Arctic peoples and their cultural inheritance are vulnerable to rising global temperatures, the Russian president's adviser on climate change said at the Fifth Arctic Leaders' Summit in Moscow on Wednesday.
"Climate change has a global character but the Arctic is one of the most vulnerable regions," said Alexander Bedritsky, who also chairs the World Meteorological Organization.
"The Arctic habitat, people and their cultural inheritance are vulnerable to the changing climate," he said, adding that around 40 groups of indigenous peoples live in the Arctic.
The Moscow meeting focuses on the industrial development of the Arctic under new climatic conditions and the prospects for the indigenous peoples. Leaders of organizations that unite indigenous Arctic peoples from different countries took part in the event.
Bedritsky said there are hundreds of Russian enterprises working in the Arctic region.
"In the Russian Arctic area there is a strong industrial infrastructure that includes oil and gas complexes, electric power plants, airfields, railroads and mines."
He said the decisions taken by countries on the industrial development of the region "should undoubtedly take into consideration the needs and concerns of the indigenous peoples."

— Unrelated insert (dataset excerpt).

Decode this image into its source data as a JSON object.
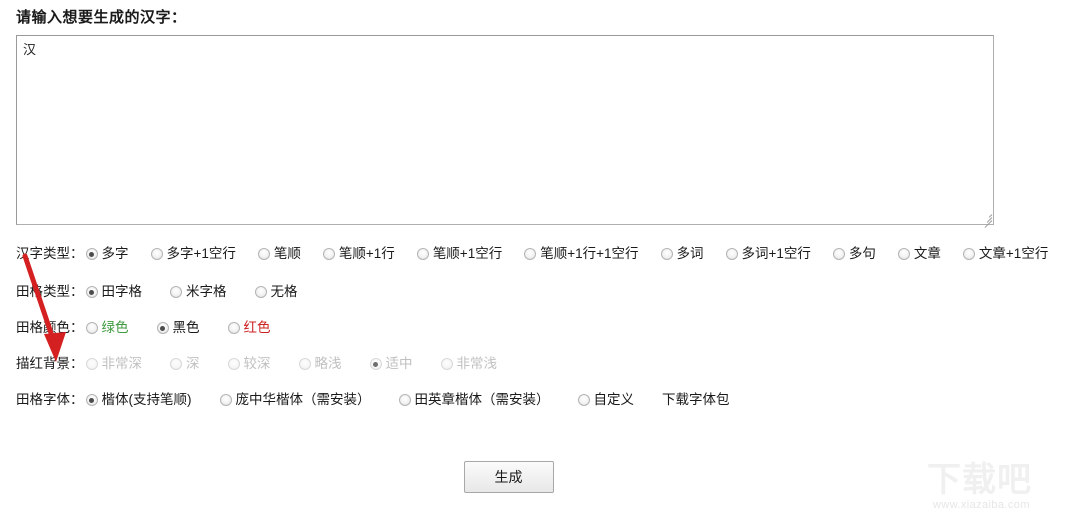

Russia meteorologists are currently developing a unique satellite system, Arctica, to monitor the weather and ecology of the Earth's poles.
MOSCOW, April 14 (RIA Novosti)